Some things never get old


photo by Bethany Barker

Many high schoolers watch various kids’ shows in their free time.

The fuzzy, carefree feeling of running home from school to catch the 3:00 p.m. special of their favorite Nickelodeon cartoon or Disney Channel sitcom, is something all teenagers can remember. Growing up in the early 2000s meant this generation was raised during a renaissance of children’s media, from Pixar’s widely adored animated films, to all the shows from the ‘Cartoon Network-Nickelodeon-Disney’ trifecta, and even to classic novels like Harry Potter or Percy Jackson.

As this generation has gotten older, however, little respect has remained for the enjoyment of children’s entertainment. But although a stigma has developed around the idea of enjoying anything intended for younger audiences, some people still find comfort in kids’ media, including senior Jayleen Moya.

“It reminds me of a time that I didn’t have to worry about a million homework assignments and maintaining a good GPA,” Moya said.

Moya is a self-proclaimed fan of several popular children’s shows, such as Adventure Time, My Little Pony and She-Ra and the Princesses of Power. Among others, she finds that these types of shows not only provide a break from the real world, but also a sense of nostalgia.

“It’s very nice watching a show where the conflicts aren’t too serious, and you know everything will be solved in around 20 minutes,” senior Jane Doe* said. “It’s also fun to watch shows that I watched when I was a kid and remember what life was like back then.”

Whether it is over the homework assignment due tomorrow or the pandemic raging across the globe, teenagers have a lot to be stressed about in the 21st century.

This very reason has also driven many away from typical ‘adult’ media that often feature sexual or violent themes. While it may be important to discuss such topics, often the handling of them comes across as excessive, by trying to be mature for the sake of being mature.

“I can name a bunch of TV-14 and TV-MA shows that absolutely suck. Not everything that is made for you is worth watching,” freshman Josephine Santana said. “Of course it’s great to tell a story about the real world in gritty detail, but you can’t always fill yourself up with the dark stuff.”

What fans of kids’ media have found is that it is just as capable of delivering mature messages to its audience, and fans would argue it often does a better job than most adult cinema or novels. These properties have gradually started to tackle a wider array of subjects, which in the past may have been considered too inappropriate for children.

“I think Steven Universe is definitely one of those shows that bring a deeper meaning to their episodes,” junior Lizabelle Soto said. “Whether it’s about love, loss or identity, the show is able to communicate to viewers of all ages.”

Those who have developed an appreciation for kids’ media seem to prefer its portrayal of such themes because it can also be subtle with them. The writers of these shows and movies aim to create a thesis that children can grasp onto just as easily as older audiences.

“In My Little Pony, almost every episode is a message on how to be a better person and a better friend,” Doe said. “Though it is simplified, it makes you think about your impact on other people.”

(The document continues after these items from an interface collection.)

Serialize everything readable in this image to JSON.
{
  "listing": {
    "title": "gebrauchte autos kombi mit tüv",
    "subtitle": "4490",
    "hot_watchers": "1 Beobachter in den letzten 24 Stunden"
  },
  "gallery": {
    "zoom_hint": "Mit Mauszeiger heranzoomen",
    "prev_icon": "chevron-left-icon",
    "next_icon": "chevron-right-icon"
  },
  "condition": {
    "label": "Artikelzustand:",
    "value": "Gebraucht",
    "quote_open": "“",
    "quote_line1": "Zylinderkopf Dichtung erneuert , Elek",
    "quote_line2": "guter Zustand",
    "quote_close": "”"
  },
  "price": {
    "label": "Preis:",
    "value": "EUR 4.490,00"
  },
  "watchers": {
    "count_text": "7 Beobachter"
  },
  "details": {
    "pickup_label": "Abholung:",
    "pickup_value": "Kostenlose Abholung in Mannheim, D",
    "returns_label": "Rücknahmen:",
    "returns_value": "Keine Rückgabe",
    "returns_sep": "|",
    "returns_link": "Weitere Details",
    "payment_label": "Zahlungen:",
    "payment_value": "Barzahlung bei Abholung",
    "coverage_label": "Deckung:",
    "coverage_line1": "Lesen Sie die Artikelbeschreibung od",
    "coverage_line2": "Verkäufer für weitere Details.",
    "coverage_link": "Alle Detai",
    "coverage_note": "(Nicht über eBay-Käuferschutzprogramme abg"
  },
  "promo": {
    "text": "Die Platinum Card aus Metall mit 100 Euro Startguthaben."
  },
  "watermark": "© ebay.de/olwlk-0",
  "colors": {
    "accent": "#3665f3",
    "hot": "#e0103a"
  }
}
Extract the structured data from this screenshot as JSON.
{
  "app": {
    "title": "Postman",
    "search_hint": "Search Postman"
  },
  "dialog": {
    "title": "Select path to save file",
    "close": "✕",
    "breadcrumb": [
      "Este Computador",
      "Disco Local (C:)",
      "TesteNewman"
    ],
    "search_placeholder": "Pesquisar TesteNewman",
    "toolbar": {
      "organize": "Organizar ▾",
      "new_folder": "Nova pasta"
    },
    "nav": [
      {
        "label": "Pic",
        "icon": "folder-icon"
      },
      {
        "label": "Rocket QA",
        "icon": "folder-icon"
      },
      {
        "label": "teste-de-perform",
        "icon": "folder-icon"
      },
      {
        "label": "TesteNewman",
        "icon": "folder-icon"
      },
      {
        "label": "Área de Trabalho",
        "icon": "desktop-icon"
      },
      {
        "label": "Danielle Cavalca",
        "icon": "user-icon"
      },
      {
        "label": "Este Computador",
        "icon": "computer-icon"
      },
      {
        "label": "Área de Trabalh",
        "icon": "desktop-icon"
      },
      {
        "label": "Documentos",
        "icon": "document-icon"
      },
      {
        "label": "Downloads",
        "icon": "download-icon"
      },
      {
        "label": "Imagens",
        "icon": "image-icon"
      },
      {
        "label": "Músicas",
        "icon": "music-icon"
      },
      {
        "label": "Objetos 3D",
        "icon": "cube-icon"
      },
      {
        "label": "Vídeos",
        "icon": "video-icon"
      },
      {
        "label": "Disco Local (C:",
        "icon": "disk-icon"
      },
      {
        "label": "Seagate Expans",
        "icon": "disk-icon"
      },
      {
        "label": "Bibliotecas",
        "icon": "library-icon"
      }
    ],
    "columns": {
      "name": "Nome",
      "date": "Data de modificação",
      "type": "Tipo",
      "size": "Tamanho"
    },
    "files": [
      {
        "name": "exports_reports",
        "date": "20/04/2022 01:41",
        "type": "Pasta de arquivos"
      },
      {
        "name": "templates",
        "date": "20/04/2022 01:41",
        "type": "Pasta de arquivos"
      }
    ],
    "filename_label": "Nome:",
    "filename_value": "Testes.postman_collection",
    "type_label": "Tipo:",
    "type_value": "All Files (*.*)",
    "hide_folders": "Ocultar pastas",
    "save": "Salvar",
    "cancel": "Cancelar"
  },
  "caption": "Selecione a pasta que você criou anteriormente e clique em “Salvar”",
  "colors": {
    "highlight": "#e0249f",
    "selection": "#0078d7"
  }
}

The trend perhaps gained more attention through Pixar’s fame, following the studio’s track record of poignant animated films that both adults and children can empathize with. In tandem with classic hits like Up and Finding Nemo, series such as Avatar: The Last Airbender and Percy Jackson all illustrate stories centered around heavy topics that can be enjoyed by almost anyone.

And yet a controversy still arises from other franchises that are less popular, and some have gotten negative reputations from their ‘cringy’ fanbases. Steven Universe and My Little Pony, namely, face a lot of criticism online for their enthusiasm for something catered towards a younger audience. High schoolers that just want to enjoy a fun television show try not to let the antagonism devalue their experiences, nor the complexity that these series can demonstrate.

The stigma has lessened over time: it is not terribly difficult to find someone who is a proud Disney or Avatar: The Last Airbender fan. But in regard to those ‘cringy’ shows, it can be difficult for fans to be open about their interest in them. Doe*, who requested to remain anonymous for this very reason, feels “embarrassed” to tell others that she likes kids’ shows in fear of judgement from her peers. Subsequently, she has only told a small handful of close friends.

“People tend to be very judgemental about others’ interests when it really doesn’t affect them in any way,” Doe said. “I think that as long as what someone is doing isn’t harming others, there is no reason to look down upon them.”

Even with the threat of bullying and scrutinizing looks, teenagers deeply care for these shows, books and movies. It may be the status quo to call someone lame for enjoying something originally intended for children, but that does not change the fact that My Little Pony has accumulated millions of fans, or that Pixar is among the modern kingpins of cinema.

“Sometimes even older teens and adults need the sugarcoated reality with laugh tracks and cute characters,” Santana said. “And let’s be honest, [some shows] I’ve seen that are generally named kids’ shows are really freaking good. There’s a lot of love put into them.”

photo by Lukas Goodwin